Last week, the Office of the United States Trade Representative (USTR) co-chaired a meeting of the Environmental Affairs Council and Sub-Committee on Forest Sector Governance, which was established under the PTPA.
During the meetings, U.S. and Peruvian officials discussed the progress made, so far, to address illegal logging, challenges that remain, and how both countries can work together and individually to address those challenges.
“PTPA provides a strong foundation for addressing environmental challenges, including illegal logging,” Froman said.
The United States earlier this year raised one of the PTPA’s monitoring tools by requesting that Peru verify the legality of a Peruvian timber shipment that had recently entered the United States. “The Peruvian government’s findings in the case of this shipment confirmed USTR’s concerns, and the Interagency Timber Committee responded by identifying several areas where additional work is needed in the fight against illegal logging in Peru,” USTR said.
U.S. and Peruvian trade officials have agreed to double down on their efforts to stop illegal logging in the South American country. In particular, Peru has amended its export documentation to improve traceability of timber shipments; implemented measures for the prevention and timely detection of illegally harvested timber, including third-party inspections prior to timber export; improved the accuracy of annual forest management plans; and has held violators accountable.

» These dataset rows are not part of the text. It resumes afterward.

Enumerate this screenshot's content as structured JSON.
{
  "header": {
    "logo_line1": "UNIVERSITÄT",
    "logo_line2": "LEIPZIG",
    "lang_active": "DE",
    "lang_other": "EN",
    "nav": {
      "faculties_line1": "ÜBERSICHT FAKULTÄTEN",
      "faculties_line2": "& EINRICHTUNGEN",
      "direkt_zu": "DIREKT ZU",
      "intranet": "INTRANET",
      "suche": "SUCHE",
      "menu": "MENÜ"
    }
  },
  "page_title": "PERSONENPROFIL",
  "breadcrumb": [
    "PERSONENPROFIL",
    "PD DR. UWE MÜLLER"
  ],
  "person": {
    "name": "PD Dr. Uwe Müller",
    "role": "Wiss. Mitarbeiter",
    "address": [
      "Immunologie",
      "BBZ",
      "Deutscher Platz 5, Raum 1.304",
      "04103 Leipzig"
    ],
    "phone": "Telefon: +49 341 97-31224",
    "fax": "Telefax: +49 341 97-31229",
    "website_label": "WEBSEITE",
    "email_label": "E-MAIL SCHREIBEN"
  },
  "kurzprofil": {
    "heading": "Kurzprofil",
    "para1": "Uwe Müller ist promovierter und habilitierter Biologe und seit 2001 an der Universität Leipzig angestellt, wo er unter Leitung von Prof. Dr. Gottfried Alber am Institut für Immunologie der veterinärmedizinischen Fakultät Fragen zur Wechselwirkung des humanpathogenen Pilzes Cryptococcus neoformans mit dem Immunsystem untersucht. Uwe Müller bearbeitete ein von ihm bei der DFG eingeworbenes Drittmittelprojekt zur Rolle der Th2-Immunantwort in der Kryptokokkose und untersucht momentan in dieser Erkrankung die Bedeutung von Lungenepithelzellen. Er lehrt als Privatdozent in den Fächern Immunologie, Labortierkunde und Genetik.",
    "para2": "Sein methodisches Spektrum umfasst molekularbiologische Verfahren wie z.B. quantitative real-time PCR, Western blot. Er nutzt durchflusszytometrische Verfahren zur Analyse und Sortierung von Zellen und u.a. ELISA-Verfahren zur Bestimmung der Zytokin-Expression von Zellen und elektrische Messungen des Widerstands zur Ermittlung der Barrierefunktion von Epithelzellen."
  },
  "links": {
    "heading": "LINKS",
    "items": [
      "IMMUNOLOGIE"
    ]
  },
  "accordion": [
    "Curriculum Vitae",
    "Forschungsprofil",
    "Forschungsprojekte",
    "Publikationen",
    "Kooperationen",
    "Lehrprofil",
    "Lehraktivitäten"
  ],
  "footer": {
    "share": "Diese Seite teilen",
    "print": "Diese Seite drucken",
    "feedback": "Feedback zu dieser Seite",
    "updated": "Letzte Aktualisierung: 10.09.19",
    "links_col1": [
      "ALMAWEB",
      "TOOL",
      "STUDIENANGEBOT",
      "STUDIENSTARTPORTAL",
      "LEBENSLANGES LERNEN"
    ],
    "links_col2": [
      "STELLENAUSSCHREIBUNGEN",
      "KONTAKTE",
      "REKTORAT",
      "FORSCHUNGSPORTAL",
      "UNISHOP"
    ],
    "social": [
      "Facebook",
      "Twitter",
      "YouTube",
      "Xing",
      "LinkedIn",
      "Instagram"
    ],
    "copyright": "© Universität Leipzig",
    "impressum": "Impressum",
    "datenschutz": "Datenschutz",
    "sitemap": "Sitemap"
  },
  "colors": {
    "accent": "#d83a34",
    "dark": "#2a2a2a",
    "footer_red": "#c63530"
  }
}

At the Environmental Affairs Council meeting, the U.S. and Peru also announced the hiring of a new executive director, Dino Delgado, for the independent secretariat established under the PTPA to receive and review submissions from the public about environmental law enforcement. “These efforts will help to promote public participation and transparency, which are key elements of the PTPA,” USTR said.